28th May, 2016
Wave, created by artist Paul Cummins and designer Tom Piper, was first presented as part of the installation ‘Blood Swept Lands and Seas of Red’ at the Tower of London in 2014. It is now touring the country before finding a permanent home in 2018 at the Imperial War Museum. Paul Cummins and Tom Piper have been closely involved with the Lincoln Castle installation of the poppies.
Lincoln was chosen as the second venue to host Wave because of its historic castle and strong associations with the First World War. The city was heavily involved with munitions and weapons manufacture. The first tank to be used in WWI was designed in 1915 and then produced by William Foster & Co. Ltd of Lincoln.

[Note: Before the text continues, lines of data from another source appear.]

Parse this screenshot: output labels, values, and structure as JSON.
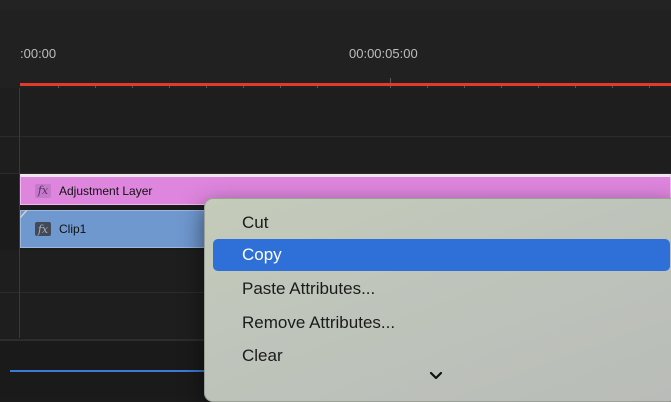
{
  "ruler": {
    "timecode_start": ":00:00",
    "timecode_mid": "00:00:05:00"
  },
  "tracks": {
    "adjustment_layer": {
      "label": "Adjustment Layer",
      "fx": "fx"
    },
    "clip1": {
      "label": "Clip1",
      "fx": "fx"
    }
  },
  "context_menu": {
    "items": [
      {
        "label": "Cut",
        "selected": false
      },
      {
        "label": "Copy",
        "selected": true
      },
      {
        "label": "Paste Attributes...",
        "selected": false
      },
      {
        "label": "Remove Attributes...",
        "selected": false
      },
      {
        "label": "Clear",
        "selected": false
      }
    ],
    "more_icon": "chevron-down-icon"
  },
  "colors": {
    "playhead": "#e23a2d",
    "adjustment_layer": "#de85de",
    "clip": "#6f98cf",
    "menu_highlight": "#2f6fd8"
  }
}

As orders for tanks poured in, the town became proud to be known as ‘tank city’. Lincolnshire also made an enormous contribution to aircraft manufacture during the war, producing more planes than any other county in Britain.
Three new service battalions (6th, 7th and 8th) of the Lincolnshire Regiment were raised in the city during September 1914. A few men connected with Radcliffe on Trent served with the Lincolnshire Regiment: Private Percy Draper (1888–1915), Staff Colour Sergeant Harold Flower, Private John Saint, Private Benjamin Sheppard (1899–1918) and R.Q.M. Sergeant William Williamson, D.C.M. Two Radcliffe on Trent brothers, Jack and Thomas Pike, worked in Lincolnshire as air mechanics for the Royal Naval Air Service, which was later transferred to the R.A.F.
Lincoln Castle is hosting the spectacular Tower of London ‘Wave’ sculpture from May 28th–September 4th 2016. The castle grounds are open daily from 10 a.m. to 5.30 p.m.